Superconducting circuits are not useful only for building a universal quantum computer or exploring quantum optics, but also for example for studying light-harvesting models. In our recent paper A Potočnik et al., Nat. Commun. 9, 904 (2018) we have experimentally demonstrated how can superconducting circuits be used to study models of energy transport in disordered light-harvesting systems. With excellent control of system parameters we have successfully implemented a three site (three chlorophyll) model that have been theoretically predicted to show high energy transport efficiency in the presence of comparable quantum coherent and classical dephasing effects. Such artificial experimental method is very useful since these ideas are extremely difficult to test on biological photo-synthetic molecular systems due to their complexity and high disorder.
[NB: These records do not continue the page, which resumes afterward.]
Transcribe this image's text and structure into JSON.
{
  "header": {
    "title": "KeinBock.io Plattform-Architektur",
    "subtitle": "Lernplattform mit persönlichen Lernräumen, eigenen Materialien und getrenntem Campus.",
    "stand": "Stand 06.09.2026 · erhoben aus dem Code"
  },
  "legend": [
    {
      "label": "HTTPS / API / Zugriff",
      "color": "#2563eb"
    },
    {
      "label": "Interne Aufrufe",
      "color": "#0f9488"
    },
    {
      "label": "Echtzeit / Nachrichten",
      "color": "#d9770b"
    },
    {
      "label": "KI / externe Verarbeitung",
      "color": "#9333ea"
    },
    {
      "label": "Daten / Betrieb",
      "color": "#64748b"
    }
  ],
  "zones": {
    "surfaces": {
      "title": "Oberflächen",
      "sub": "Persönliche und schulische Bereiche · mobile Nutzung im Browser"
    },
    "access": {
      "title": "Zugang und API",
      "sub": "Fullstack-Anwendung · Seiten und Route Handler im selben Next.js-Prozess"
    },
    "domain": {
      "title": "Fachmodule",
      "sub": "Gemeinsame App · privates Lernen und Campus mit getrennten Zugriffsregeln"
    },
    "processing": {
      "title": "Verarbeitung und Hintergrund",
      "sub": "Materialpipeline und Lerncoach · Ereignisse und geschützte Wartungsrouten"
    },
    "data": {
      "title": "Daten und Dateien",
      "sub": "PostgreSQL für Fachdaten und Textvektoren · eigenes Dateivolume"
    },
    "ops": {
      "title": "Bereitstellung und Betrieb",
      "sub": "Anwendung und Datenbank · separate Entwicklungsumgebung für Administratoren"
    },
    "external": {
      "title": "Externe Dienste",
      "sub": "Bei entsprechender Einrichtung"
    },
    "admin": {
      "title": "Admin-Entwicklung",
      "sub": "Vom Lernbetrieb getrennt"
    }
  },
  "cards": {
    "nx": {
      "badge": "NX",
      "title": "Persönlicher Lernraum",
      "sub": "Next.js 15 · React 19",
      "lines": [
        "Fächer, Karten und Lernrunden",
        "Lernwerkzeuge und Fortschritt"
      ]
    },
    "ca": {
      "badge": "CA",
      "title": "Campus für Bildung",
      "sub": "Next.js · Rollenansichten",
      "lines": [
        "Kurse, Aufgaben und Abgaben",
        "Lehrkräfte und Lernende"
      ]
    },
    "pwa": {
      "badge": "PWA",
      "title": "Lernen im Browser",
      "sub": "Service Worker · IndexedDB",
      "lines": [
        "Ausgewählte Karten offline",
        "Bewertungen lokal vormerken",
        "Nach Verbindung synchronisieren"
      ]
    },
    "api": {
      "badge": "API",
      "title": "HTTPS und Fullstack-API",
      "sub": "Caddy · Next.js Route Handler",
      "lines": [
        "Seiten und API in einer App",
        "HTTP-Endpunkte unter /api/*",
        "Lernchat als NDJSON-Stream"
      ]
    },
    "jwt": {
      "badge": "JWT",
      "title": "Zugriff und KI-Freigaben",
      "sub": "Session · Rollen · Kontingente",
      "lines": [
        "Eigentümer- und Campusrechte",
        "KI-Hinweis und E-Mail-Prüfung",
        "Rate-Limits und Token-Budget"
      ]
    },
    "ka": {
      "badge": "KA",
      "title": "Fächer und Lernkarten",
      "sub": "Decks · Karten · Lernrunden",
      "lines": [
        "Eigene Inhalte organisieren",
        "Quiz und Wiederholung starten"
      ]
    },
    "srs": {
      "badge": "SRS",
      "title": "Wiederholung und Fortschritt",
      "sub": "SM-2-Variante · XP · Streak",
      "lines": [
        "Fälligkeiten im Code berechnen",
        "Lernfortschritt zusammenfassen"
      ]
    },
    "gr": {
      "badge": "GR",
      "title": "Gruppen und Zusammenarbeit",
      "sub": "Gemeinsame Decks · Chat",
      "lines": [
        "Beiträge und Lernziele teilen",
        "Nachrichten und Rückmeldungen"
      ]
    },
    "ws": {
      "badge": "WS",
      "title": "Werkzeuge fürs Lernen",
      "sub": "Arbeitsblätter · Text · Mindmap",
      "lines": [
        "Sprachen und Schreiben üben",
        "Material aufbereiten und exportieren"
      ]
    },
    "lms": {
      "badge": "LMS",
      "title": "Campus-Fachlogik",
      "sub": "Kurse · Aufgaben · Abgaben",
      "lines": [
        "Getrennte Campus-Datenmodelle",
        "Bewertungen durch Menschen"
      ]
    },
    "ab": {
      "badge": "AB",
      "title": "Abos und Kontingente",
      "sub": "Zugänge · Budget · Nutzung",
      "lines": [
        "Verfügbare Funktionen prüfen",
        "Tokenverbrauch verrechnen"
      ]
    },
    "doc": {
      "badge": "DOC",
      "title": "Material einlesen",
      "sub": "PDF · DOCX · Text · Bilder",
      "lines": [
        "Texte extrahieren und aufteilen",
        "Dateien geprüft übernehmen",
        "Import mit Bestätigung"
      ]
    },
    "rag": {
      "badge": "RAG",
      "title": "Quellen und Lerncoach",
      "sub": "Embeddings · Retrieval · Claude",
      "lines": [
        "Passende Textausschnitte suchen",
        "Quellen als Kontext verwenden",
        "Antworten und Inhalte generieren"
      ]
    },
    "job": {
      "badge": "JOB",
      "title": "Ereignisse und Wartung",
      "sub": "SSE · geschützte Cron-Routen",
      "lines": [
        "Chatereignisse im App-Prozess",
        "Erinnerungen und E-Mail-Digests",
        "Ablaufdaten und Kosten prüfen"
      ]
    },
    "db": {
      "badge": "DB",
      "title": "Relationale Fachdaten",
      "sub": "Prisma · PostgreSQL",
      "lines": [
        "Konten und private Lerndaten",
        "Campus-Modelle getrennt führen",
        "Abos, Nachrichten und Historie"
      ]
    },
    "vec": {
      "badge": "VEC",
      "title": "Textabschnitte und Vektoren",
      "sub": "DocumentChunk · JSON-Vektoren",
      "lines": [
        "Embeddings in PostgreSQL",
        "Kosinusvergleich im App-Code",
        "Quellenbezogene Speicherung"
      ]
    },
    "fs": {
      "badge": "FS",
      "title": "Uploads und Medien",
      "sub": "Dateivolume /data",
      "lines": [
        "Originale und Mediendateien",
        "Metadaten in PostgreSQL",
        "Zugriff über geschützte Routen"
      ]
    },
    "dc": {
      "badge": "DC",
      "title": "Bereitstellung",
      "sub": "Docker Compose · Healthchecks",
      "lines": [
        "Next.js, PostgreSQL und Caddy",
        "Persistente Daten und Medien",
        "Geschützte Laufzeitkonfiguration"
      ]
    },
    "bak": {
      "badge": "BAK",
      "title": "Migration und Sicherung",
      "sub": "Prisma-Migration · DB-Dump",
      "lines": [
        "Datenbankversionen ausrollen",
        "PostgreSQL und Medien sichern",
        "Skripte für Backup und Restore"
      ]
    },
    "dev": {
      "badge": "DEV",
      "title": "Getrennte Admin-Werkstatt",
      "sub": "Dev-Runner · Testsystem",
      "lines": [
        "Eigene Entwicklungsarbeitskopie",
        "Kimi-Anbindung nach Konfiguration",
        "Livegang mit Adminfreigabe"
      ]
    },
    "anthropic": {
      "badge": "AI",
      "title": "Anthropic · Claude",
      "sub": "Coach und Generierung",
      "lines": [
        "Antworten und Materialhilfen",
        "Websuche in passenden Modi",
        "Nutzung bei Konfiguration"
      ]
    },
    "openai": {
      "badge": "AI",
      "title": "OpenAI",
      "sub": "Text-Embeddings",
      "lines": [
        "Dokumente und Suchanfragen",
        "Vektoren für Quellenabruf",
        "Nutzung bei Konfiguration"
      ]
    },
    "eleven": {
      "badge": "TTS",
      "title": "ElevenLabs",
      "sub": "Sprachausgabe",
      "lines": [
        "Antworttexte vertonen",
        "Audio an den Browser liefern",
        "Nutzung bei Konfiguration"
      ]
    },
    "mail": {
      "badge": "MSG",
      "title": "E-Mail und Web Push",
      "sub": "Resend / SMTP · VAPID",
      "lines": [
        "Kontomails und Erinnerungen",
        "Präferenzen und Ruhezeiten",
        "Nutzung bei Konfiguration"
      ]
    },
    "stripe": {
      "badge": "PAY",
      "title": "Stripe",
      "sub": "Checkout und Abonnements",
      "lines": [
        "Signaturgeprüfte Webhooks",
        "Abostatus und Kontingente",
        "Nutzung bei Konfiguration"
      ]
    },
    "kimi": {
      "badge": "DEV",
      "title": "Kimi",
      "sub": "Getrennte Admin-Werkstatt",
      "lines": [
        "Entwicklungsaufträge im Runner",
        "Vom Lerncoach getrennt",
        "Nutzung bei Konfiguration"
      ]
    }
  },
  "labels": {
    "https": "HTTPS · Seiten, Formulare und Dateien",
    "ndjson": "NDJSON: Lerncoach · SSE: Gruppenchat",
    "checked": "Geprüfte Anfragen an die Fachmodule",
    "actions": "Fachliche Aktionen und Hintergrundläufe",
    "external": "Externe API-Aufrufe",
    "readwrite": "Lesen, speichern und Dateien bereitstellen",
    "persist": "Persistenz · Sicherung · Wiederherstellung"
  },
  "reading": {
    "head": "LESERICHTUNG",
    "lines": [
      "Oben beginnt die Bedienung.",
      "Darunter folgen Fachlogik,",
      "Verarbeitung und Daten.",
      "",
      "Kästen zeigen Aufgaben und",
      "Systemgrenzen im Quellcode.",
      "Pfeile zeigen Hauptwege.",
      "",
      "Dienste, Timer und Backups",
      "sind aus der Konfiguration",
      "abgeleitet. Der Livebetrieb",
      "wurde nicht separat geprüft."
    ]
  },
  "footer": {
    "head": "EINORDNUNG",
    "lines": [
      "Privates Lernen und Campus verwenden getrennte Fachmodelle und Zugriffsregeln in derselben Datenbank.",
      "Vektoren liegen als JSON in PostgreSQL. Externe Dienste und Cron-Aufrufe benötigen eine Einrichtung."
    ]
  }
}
With the ability to engineer effective phononic environments we have also shown that fluctuating environment originating from the on-site chlorophyll vibrations can increase the energy transport even further when the characteristic phononic energy matches the energy difference between neighboring chlorophyll molecules. This observation is relevant not only for natural or artificial light-harvesting systems, but also for understanding the sense of smell (olfaction) in animals and humans.
Continue reading at ETH News: Exploring the secret of plants.